## [Your objective]
Only the number is needed: how many lines in the entries below contain the string "default"?

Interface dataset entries
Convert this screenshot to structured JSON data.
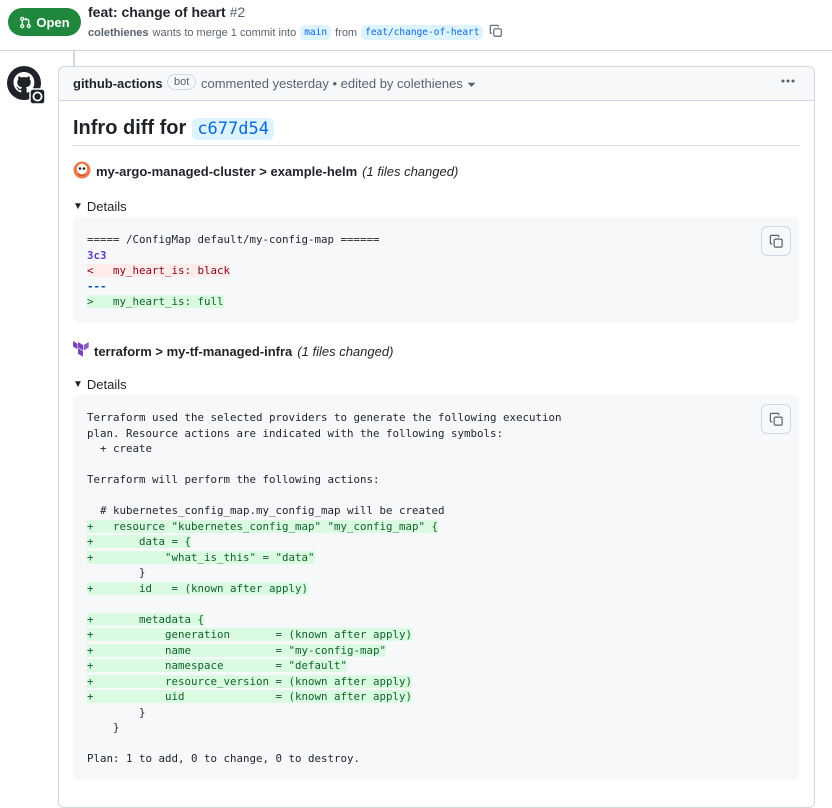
{
  "header": {
    "state": "Open",
    "title": "feat: change of heart",
    "number": "#2",
    "author": "colethienes",
    "merge_text": "wants to merge 1 commit into",
    "base_branch": "main",
    "from_text": "from",
    "head_branch": "feat/change-of-heart"
  },
  "comment": {
    "author": "github-actions",
    "bot_label": "bot",
    "meta": "commented yesterday • edited by colethienes",
    "title_prefix": "Infro diff for",
    "commit_sha": "c677d54"
  },
  "sections": [
    {
      "title": "my-argo-managed-cluster > example-helm",
      "changed": "(1 files changed)",
      "details_label": "Details",
      "lines": [
        {
          "text": "===== /ConfigMap default/my-config-map ======",
          "kind": "plain"
        },
        {
          "text": "3c3",
          "kind": "hunk"
        },
        {
          "text": "<   my_heart_is: black",
          "kind": "del"
        },
        {
          "text": "---",
          "kind": "sep"
        },
        {
          "text": ">   my_heart_is: full",
          "kind": "add"
        }
      ]
    },
    {
      "title": "terraform > my-tf-managed-infra",
      "changed": "(1 files changed)",
      "details_label": "Details",
      "lines": [
        {
          "text": "Terraform used the selected providers to generate the following execution",
          "kind": "plain"
        },
        {
          "text": "plan. Resource actions are indicated with the following symbols:",
          "kind": "plain"
        },
        {
          "text": "  + create",
          "kind": "plain"
        },
        {
          "text": "",
          "kind": "plain"
        },
        {
          "text": "Terraform will perform the following actions:",
          "kind": "plain"
        },
        {
          "text": "",
          "kind": "plain"
        },
        {
          "text": "  # kubernetes_config_map.my_config_map will be created",
          "kind": "plain"
        },
        {
          "text": "+   resource \"kubernetes_config_map\" \"my_config_map\" {",
          "kind": "add"
        },
        {
          "text": "+       data = {",
          "kind": "add"
        },
        {
          "text": "+           \"what_is_this\" = \"data\"",
          "kind": "add"
        },
        {
          "text": "        }",
          "kind": "plain"
        },
        {
          "text": "+       id   = (known after apply)",
          "kind": "add"
        },
        {
          "text": "",
          "kind": "plain"
        },
        {
          "text": "+       metadata {",
          "kind": "add"
        },
        {
          "text": "+           generation       = (known after apply)",
          "kind": "add"
        },
        {
          "text": "+           name             = \"my-config-map\"",
          "kind": "add"
        },
        {
          "text": "+           namespace        = \"default\"",
          "kind": "add"
        },
        {
          "text": "+           resource_version = (known after apply)",
          "kind": "add"
        },
        {
          "text": "+           uid              = (known after apply)",
          "kind": "add"
        },
        {
          "text": "        }",
          "kind": "plain"
        },
        {
          "text": "    }",
          "kind": "plain"
        },
        {
          "text": "",
          "kind": "plain"
        },
        {
          "text": "Plan: 1 to add, 0 to change, 0 to destroy.",
          "kind": "plain"
        }
      ]
    }
  ],
  "icons": {
    "state": "git-pull-request-icon",
    "copy": "copy-icon",
    "kebab": "kebab-horizontal-icon",
    "argo": "argo-icon",
    "terraform": "terraform-icon",
    "avatar": "github-mark-icon"
  }
}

## [Answer for the task]
2